For most people, molasses comes to mind when making ginger cookies or gingerbread. But it is used for so much more than that… even making your own brown sugar.
This thick gooey syrup is a byproduct of the sugar-making process. It is made from what’s left over after sugar is made from sugar cane juice.
Molasses varies by amount of sugar and method of extraction, and age of plant.
Fancy Molasses: The highest grade of molasses available, fancy molasses is the pure juice of the sugar cane. Fancy molasses is an excellent topping on toast, pancakes or biscuits and is a great addition to marinades, rubs and sauces. It is a popular ingredient in baked goods, yielding softer cookies and crustier bread.
Cooking Molasses: is a blend of blackstrap and fancy molasses. It is thicker and darker than fancy molasses — less sweet, with a more “full-flavoured” taste. It is commonly used to flavour sweets and cookies like gingersnaps, and is also excellent in baked beans and a variety of sauces such as barbeque and sweet-and-sour sauce.

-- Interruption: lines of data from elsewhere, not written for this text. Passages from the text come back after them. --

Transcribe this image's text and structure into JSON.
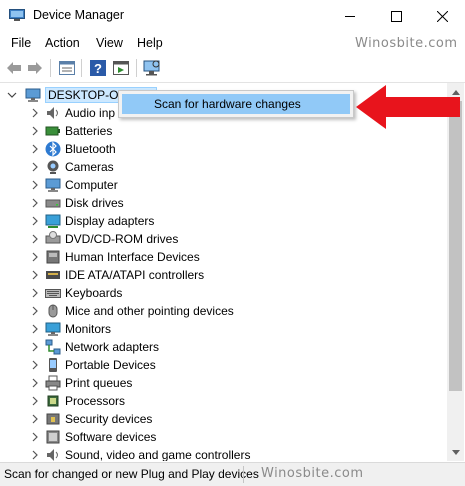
{
  "window": {
    "title": "Device Manager"
  },
  "menu": [
    "File",
    "Action",
    "View",
    "Help"
  ],
  "watermark_top": "Winosbite.com",
  "watermark_status": "Winosbite.com",
  "tree": {
    "root": "DESKTOP-OD",
    "items": [
      {
        "label": "Audio inp",
        "icon": "speaker-icon"
      },
      {
        "label": "Batteries",
        "icon": "battery-icon"
      },
      {
        "label": "Bluetooth",
        "icon": "bluetooth-icon"
      },
      {
        "label": "Cameras",
        "icon": "camera-icon"
      },
      {
        "label": "Computer",
        "icon": "computer-icon"
      },
      {
        "label": "Disk drives",
        "icon": "disk-drive-icon"
      },
      {
        "label": "Display adapters",
        "icon": "display-adapter-icon"
      },
      {
        "label": "DVD/CD-ROM drives",
        "icon": "dvd-icon"
      },
      {
        "label": "Human Interface Devices",
        "icon": "hid-icon"
      },
      {
        "label": "IDE ATA/ATAPI controllers",
        "icon": "ide-controller-icon"
      },
      {
        "label": "Keyboards",
        "icon": "keyboard-icon"
      },
      {
        "label": "Mice and other pointing devices",
        "icon": "mouse-icon"
      },
      {
        "label": "Monitors",
        "icon": "monitor-icon"
      },
      {
        "label": "Network adapters",
        "icon": "network-icon"
      },
      {
        "label": "Portable Devices",
        "icon": "portable-device-icon"
      },
      {
        "label": "Print queues",
        "icon": "printer-icon"
      },
      {
        "label": "Processors",
        "icon": "processor-icon"
      },
      {
        "label": "Security devices",
        "icon": "security-device-icon"
      },
      {
        "label": "Software devices",
        "icon": "software-device-icon"
      },
      {
        "label": "Sound, video and game controllers",
        "icon": "sound-icon"
      }
    ]
  },
  "context_menu": {
    "item": "Scan for hardware changes"
  },
  "status": {
    "text": "Scan for changed or new Plug and Play devices"
  },
  "colors": {
    "arrow": "#e8141c",
    "selection": "#cce8ff",
    "menu_highlight": "#91c9f7"
  }
}
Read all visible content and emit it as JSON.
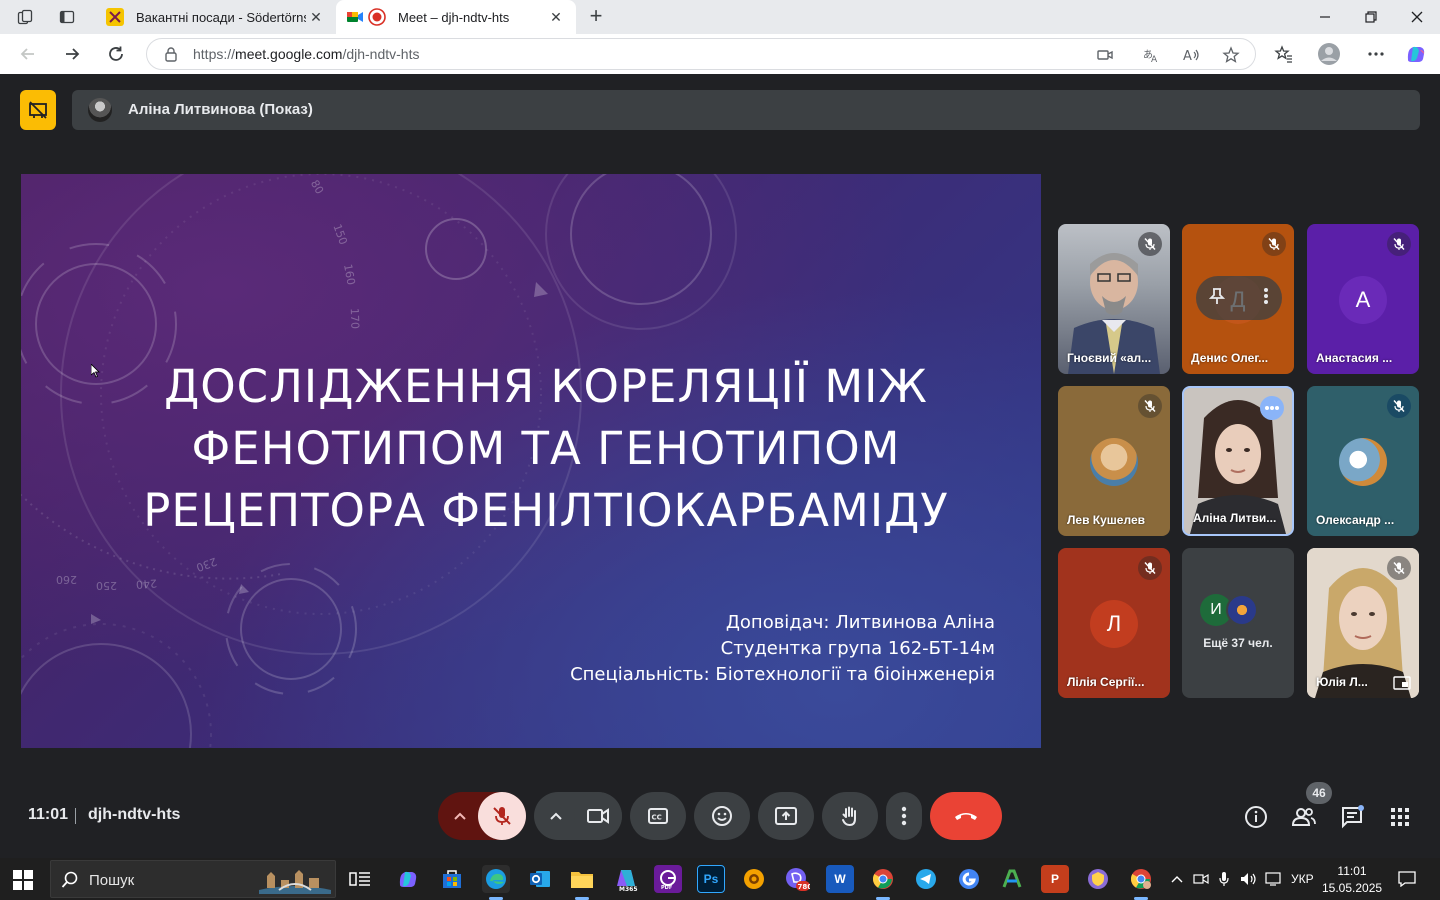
{
  "browser": {
    "tabs": [
      {
        "title": "Вакантні посади - Södertörns hö",
        "active": false
      },
      {
        "title": "Meet – djh-ndtv-hts",
        "active": true
      }
    ],
    "url_prefix": "https://",
    "url_host": "meet.google.com",
    "url_path": "/djh-ndtv-hts"
  },
  "meet": {
    "presenter_label": "Аліна Литвинова (Показ)",
    "slide": {
      "title_line1": "ДОСЛІДЖЕННЯ КОРЕЛЯЦІЇ МІЖ",
      "title_line2": "ФЕНОТИПОМ ТА ГЕНОТИПОМ",
      "title_line3": "РЕЦЕПТОРА ФЕНІЛТІОКАРБАМІДУ",
      "speaker": "Доповідач: Литвинова Аліна",
      "group": "Студентка група 162-БТ-14м",
      "specialty": "Спеціальність: Біотехнології та біоінженерія",
      "dial_numbers": [
        "260",
        "250",
        "240",
        "230",
        "150",
        "160",
        "170",
        "80"
      ]
    },
    "participants": [
      {
        "name": "Гноєвий «ал...",
        "muted": true
      },
      {
        "name": "Денис Олег...",
        "muted": true,
        "initial": "Д"
      },
      {
        "name": "Анастасия ...",
        "muted": true,
        "initial": "А"
      },
      {
        "name": "Лев Кушелев",
        "muted": true
      },
      {
        "name": "Аліна Литви...",
        "muted": false,
        "speaking": true
      },
      {
        "name": "Олександр ...",
        "muted": true
      },
      {
        "name": "Лілія Сергії...",
        "muted": true,
        "initial": "Л"
      },
      {
        "name": "Ещё 37 чел.",
        "initial": "И"
      },
      {
        "name": "Юлія Л...",
        "muted": true
      }
    ],
    "time": "11:01",
    "meeting_code": "djh-ndtv-hts",
    "people_count": "46",
    "colors": {
      "accent": "#fbbc04",
      "end_call": "#ea4335",
      "mic_off": "#f9dedc",
      "mic_off_icon": "#b3261e"
    }
  },
  "taskbar": {
    "search_label": "Пошук",
    "outlook_badge": "780",
    "lang": "УКР",
    "time": "11:01",
    "date": "15.05.2025"
  }
}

Blackstrap Molasses: is the highly-concentrated, final by-product of the refined sugar manufacturing process. By this point, there isn’t enough sucrose left to make it taste sweet, so it almost tastes bitter. The resulting molasses is very dark with a robust, somewhat bitter flavour. Blackstrap molasses is often used as a colouring agent in foods. Some prefer the more robust flavour of blackstrap molasses when preparing foods like baked beans or gingerbread.
Sulphured Molasses: is a category of Molasses that has been treated with sulphur dioxide to help preserve it — it prevents the growth of yeasts and moulds. If it is sulphured, it will say so on the label. Most Molasses sold to home consumers is unsulphured. Make sure that you’re using unsulphured if you’re putting it into a yeast-risen recipe, because the sulphur will kill the yeast and ruin your recipe.
According to Crosby’s:
Molasses is best kept at room temperature between 10°C to 21°C (50 – 70°F). The shelf life of molasses is generally 18 months when kept below 21°C and under reasonably steady conditions of temperature and humidity. Refrigeration or freezing may crystallize the natural sugars and therefore is not recommended.